» Problem statement
The reply should return the data in full, exactly as written.
----------------------------------------
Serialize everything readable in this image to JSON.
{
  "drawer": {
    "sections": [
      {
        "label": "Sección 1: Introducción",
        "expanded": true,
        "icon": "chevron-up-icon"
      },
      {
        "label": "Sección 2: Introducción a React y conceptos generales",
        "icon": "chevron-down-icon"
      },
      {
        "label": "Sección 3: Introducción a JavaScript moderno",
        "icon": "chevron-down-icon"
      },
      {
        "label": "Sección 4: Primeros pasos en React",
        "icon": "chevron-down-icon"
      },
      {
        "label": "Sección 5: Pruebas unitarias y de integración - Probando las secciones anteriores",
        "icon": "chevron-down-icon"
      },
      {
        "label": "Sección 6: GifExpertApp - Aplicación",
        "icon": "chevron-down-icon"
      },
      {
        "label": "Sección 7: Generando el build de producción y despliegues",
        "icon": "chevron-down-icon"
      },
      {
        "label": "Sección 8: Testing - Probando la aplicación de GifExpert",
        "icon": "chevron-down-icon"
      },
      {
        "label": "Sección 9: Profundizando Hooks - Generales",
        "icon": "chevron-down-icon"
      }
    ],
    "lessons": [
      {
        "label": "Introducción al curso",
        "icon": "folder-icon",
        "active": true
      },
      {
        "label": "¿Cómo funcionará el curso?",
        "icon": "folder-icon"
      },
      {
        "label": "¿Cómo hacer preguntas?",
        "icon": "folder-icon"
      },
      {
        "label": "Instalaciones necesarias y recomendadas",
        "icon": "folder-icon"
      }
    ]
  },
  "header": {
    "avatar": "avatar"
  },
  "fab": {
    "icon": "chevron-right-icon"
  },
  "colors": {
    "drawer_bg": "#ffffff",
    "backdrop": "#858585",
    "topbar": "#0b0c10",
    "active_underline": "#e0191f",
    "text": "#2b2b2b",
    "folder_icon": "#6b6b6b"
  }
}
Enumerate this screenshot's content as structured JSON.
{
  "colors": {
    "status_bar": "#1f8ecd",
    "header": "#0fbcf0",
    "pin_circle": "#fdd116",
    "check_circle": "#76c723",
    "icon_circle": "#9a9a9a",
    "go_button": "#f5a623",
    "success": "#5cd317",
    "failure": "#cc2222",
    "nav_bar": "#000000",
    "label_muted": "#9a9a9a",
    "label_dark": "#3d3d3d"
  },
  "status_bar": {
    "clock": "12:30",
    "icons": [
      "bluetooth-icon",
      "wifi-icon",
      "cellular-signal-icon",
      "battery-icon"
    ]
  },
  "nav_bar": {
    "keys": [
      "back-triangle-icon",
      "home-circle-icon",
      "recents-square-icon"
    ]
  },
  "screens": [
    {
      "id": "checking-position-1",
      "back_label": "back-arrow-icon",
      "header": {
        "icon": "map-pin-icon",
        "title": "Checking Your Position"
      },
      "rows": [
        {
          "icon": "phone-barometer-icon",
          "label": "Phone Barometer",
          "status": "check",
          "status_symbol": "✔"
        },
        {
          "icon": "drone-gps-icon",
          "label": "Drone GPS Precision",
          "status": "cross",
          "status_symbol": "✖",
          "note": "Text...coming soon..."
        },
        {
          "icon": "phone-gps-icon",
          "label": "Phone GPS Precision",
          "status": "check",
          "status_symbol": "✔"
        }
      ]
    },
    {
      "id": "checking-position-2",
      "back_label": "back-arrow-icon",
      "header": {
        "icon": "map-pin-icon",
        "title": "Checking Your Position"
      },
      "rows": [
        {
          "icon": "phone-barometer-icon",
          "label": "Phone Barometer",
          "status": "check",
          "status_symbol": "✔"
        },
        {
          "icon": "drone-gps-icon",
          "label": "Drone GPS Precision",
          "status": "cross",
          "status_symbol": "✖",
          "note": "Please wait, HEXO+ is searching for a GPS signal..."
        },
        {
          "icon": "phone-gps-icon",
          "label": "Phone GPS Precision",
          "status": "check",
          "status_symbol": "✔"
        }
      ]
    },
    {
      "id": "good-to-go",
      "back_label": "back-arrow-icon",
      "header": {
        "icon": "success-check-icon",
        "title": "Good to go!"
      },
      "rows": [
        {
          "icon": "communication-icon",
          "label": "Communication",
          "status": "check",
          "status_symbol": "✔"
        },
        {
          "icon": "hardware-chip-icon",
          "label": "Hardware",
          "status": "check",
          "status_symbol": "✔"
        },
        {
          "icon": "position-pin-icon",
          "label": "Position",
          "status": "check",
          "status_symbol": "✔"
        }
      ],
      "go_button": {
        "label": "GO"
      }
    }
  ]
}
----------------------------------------
» Written response
Serialize everything readable in this image to JSON.
{
  "drawer": {
    "sections": [
      {
        "label": "Sección 1: Introducción",
        "expanded": true,
        "icon": "chevron-up-icon"
      },
      {
        "label": "Sección 2: Introducción a React y conceptos generales",
        "icon": "chevron-down-icon"
      },
      {
        "label": "Sección 3: Introducción a JavaScript moderno",
        "icon": "chevron-down-icon"
      },
      {
        "label": "Sección 4: Primeros pasos en React",
        "icon": "chevron-down-icon"
      },
      {
        "label": "Sección 5: Pruebas unitarias y de integración - Probando las secciones anteriores",
        "icon": "chevron-down-icon"
      },
      {
        "label": "Sección 6: GifExpertApp - Aplicación",
        "icon": "chevron-down-icon"
      },
      {
        "label": "Sección 7: Generando el build de producción y despliegues",
        "icon": "chevron-down-icon"
      },
      {
        "label": "Sección 8: Testing - Probando la aplicación de GifExpert",
        "icon": "chevron-down-icon"
      },
      {
        "label": "Sección 9: Profundizando Hooks - Generales",
        "icon": "chevron-down-icon"
      }
    ],
    "lessons": [
      {
        "label": "Introducción al curso",
        "icon": "folder-icon",
        "active": true
      },
      {
        "label": "¿Cómo funcionará el curso?",
        "icon": "folder-icon"
      },
      {
        "label": "¿Cómo hacer preguntas?",
        "icon": "folder-icon"
      },
      {
        "label": "Instalaciones necesarias y recomendadas",
        "icon": "folder-icon"
      }
    ]
  },
  "header": {
    "avatar": "avatar"
  },
  "fab": {
    "icon": "chevron-right-icon"
  },
  "colors": {
    "drawer_bg": "#ffffff",
    "backdrop": "#858585",
    "topbar": "#0b0c10",
    "active_underline": "#e0191f",
    "text": "#2b2b2b",
    "folder_icon": "#6b6b6b"
  }
}
Enumerate this screenshot's content as structured JSON.
{
  "colors": {
    "status_bar": "#1f8ecd",
    "header": "#0fbcf0",
    "pin_circle": "#fdd116",
    "check_circle": "#76c723",
    "icon_circle": "#9a9a9a",
    "go_button": "#f5a623",
    "success": "#5cd317",
    "failure": "#cc2222",
    "nav_bar": "#000000",
    "label_muted": "#9a9a9a",
    "label_dark": "#3d3d3d"
  },
  "status_bar": {
    "clock": "12:30",
    "icons": [
      "bluetooth-icon",
      "wifi-icon",
      "cellular-signal-icon",
      "battery-icon"
    ]
  },
  "nav_bar": {
    "keys": [
      "back-triangle-icon",
      "home-circle-icon",
      "recents-square-icon"
    ]
  },
  "screens": [
    {
      "id": "checking-position-1",
      "back_label": "back-arrow-icon",
      "header": {
        "icon": "map-pin-icon",
        "title": "Checking Your Position"
      },
      "rows": [
        {
          "icon": "phone-barometer-icon",
          "label": "Phone Barometer",
          "status": "check",
          "status_symbol": "✔"
        },
        {
          "icon": "drone-gps-icon",
          "label": "Drone GPS Precision",
          "status": "cross",
          "status_symbol": "✖",
          "note": "Text...coming soon..."
        },
        {
          "icon": "phone-gps-icon",
          "label": "Phone GPS Precision",
          "status": "check",
          "status_symbol": "✔"
        }
      ]
    },
    {
      "id": "checking-position-2",
      "back_label": "back-arrow-icon",
      "header": {
        "icon": "map-pin-icon",
        "title": "Checking Your Position"
      },
      "rows": [
        {
          "icon": "phone-barometer-icon",
          "label": "Phone Barometer",
          "status": "check",
          "status_symbol": "✔"
        },
        {
          "icon": "drone-gps-icon",
          "label": "Drone GPS Precision",
          "status": "cross",
          "status_symbol": "✖",
          "note": "Please wait, HEXO+ is searching for a GPS signal..."
        },
        {
          "icon": "phone-gps-icon",
          "label": "Phone GPS Precision",
          "status": "check",
          "status_symbol": "✔"
        }
      ]
    },
    {
      "id": "good-to-go",
      "back_label": "back-arrow-icon",
      "header": {
        "icon": "success-check-icon",
        "title": "Good to go!"
      },
      "rows": [
        {
          "icon": "communication-icon",
          "label": "Communication",
          "status": "check",
          "status_symbol": "✔"
        },
        {
          "icon": "hardware-chip-icon",
          "label": "Hardware",
          "status": "check",
          "status_symbol": "✔"
        },
        {
          "icon": "position-pin-icon",
          "label": "Position",
          "status": "check",
          "status_symbol": "✔"
        }
      ],
      "go_button": {
        "label": "GO"
      }
    }
  ]
}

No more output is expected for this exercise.